WASHINGTON, D.C. – With new clean-diesel heavy-duty engines set to roll off of assembly lines nationwide this year, the diesel industry demonstrated that it has met the technological and regulatory challenges of manufacturing trucks that produce up to 90-percent fewer emissions than the previous generation of diesels. Developing these new- generation clean-diesel engines and trucks has required industry-wide multi-billion-dollar engineering and research investments by emissions-control manufacturers and engine and truck makers, which have been underway since the beginning of this decade. In addition, to requiring the use of ultra-low sulfur diesel (ULSD) fuel, the trucks and engines deploy the latest technology in engine management, fuel injection, emissions reduction, and turbocharging innovations. This year is the first step toward near-zero emissions for diesel truck engines. Additional changes take place in the 2010-model year that will further reduce NOx by a total of 90 percent from 2004 levels. Clean diesel will ultimately bring emissions reductions across a range of applications, including:

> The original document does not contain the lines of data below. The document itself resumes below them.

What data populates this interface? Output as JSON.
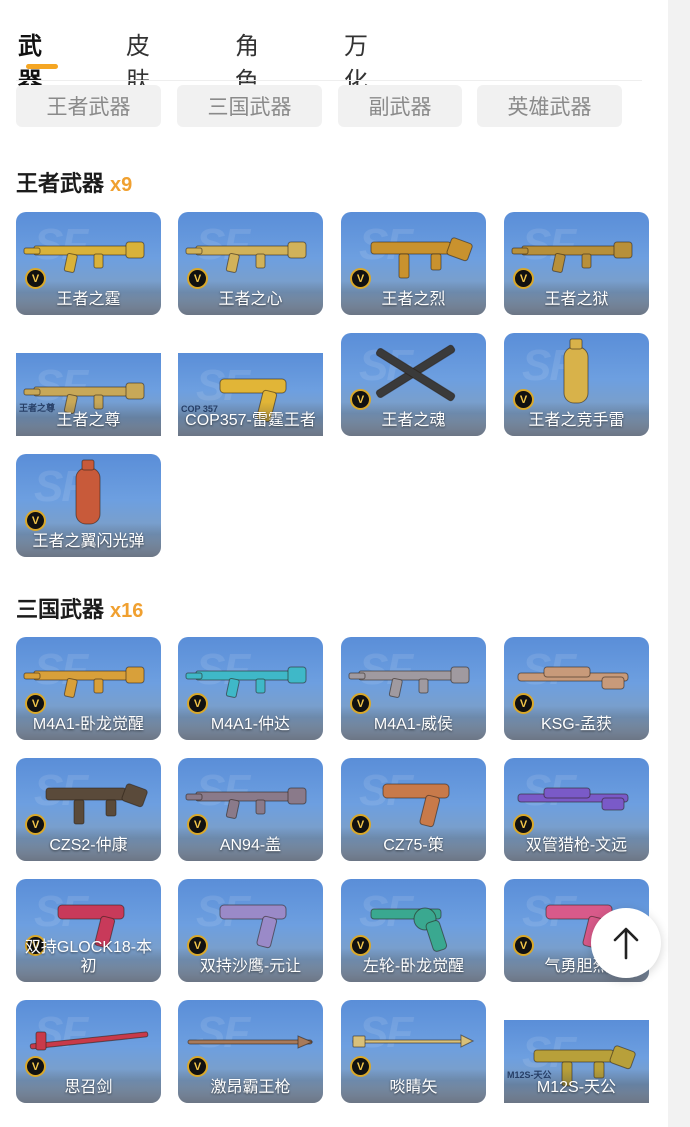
{
  "tabs": [
    {
      "label": "武器",
      "active": true
    },
    {
      "label": "皮肤",
      "active": false
    },
    {
      "label": "角色",
      "active": false
    },
    {
      "label": "万化",
      "active": false
    }
  ],
  "filters": [
    "王者武器",
    "三国武器",
    "副武器",
    "英雄武器"
  ],
  "sections": [
    {
      "title": "王者武器",
      "count": "x9",
      "items": [
        {
          "name": "王者之霆",
          "color": "#d9b23a",
          "icon": "rifle-icon"
        },
        {
          "name": "王者之心",
          "color": "#d1b25a",
          "icon": "rifle-icon"
        },
        {
          "name": "王者之烈",
          "color": "#c9922e",
          "icon": "smg-icon"
        },
        {
          "name": "王者之狱",
          "color": "#b8903a",
          "icon": "rifle-icon"
        },
        {
          "name": "王者之尊",
          "color": "#c8a858",
          "icon": "rifle-icon"
        },
        {
          "name": "COP357-雷霆王者",
          "color": "#e1b537",
          "icon": "pistol-icon"
        },
        {
          "name": "王者之魂",
          "color": "#3a3a3a",
          "icon": "blade-icon"
        },
        {
          "name": "王者之竞手雷",
          "color": "#d8b24a",
          "icon": "grenade-icon"
        },
        {
          "name": "王者之翼闪光弹",
          "color": "#c85a3a",
          "icon": "grenade-icon"
        }
      ]
    },
    {
      "title": "三国武器",
      "count": "x16",
      "items": [
        {
          "name": "M4A1-卧龙觉醒",
          "color": "#d8a03a",
          "icon": "rifle-icon"
        },
        {
          "name": "M4A1-仲达",
          "color": "#3fb8c8",
          "icon": "rifle-icon"
        },
        {
          "name": "M4A1-威侯",
          "color": "#a09aa0",
          "icon": "rifle-icon"
        },
        {
          "name": "KSG-孟获",
          "color": "#c89a7a",
          "icon": "shotgun-icon"
        },
        {
          "name": "CZS2-仲康",
          "color": "#5a4a3a",
          "icon": "smg-icon"
        },
        {
          "name": "AN94-盖",
          "color": "#8a7a8a",
          "icon": "rifle-icon"
        },
        {
          "name": "CZ75-策",
          "color": "#c87a4a",
          "icon": "pistol-icon"
        },
        {
          "name": "双管猎枪-文远",
          "color": "#7a5ac8",
          "icon": "shotgun-icon"
        },
        {
          "name": "双持GLOCK18-本初",
          "color": "#c83a5a",
          "icon": "pistol-icon"
        },
        {
          "name": "双持沙鹰-元让",
          "color": "#9a8ac8",
          "icon": "pistol-icon"
        },
        {
          "name": "左轮-卧龙觉醒",
          "color": "#3aa890",
          "icon": "revolver-icon"
        },
        {
          "name": "气勇胆烈",
          "color": "#d85a8a",
          "icon": "pistol-icon"
        },
        {
          "name": "思召剑",
          "color": "#c83a4a",
          "icon": "sword-icon"
        },
        {
          "name": "激昂霸王枪",
          "color": "#a87a5a",
          "icon": "spear-icon"
        },
        {
          "name": "啖睛矢",
          "color": "#d8c07a",
          "icon": "arrow-icon"
        },
        {
          "name": "M12S-天公",
          "color": "#b8a03a",
          "icon": "smg-icon"
        }
      ]
    }
  ],
  "badges": {
    "vip": "V",
    "stamp_1": "王者之尊",
    "stamp_2": "COP 357",
    "stamp_3": "M12S-天公"
  },
  "colors": {
    "accent": "#f5a623",
    "count": "#f0a030"
  }
}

  • Trucks and buses: New trucks and buses will be the first class of equipment to benefit from clean diesel. While 2006 trucks or buses already produced only one-eighth the tailpipe exhaust compared to those built in 1990, new vehicles will be even cleaner. It will take 60 trucks built in 2007 to equal the soot emissions of one truck sold in 1988.
  • Increased demand for new fuel: The roll-out of these new cleaner engines follows the Oct. 2006 introduction of ULSD fuel, containing only 15 parts per million (ppm) sulfur content, compared to 500 ppm for the old fuel, for a 9- percent reduction in sulfur.
  • Passenger vehicles: Clean-diesel technology, designed to deliver 20-40-percent greater fuel economy, also can be found in several new diesel cars, trucks, and SUVs, the market for which is expected to expand in the next several model years.
  • Originally posted on Fleet Financials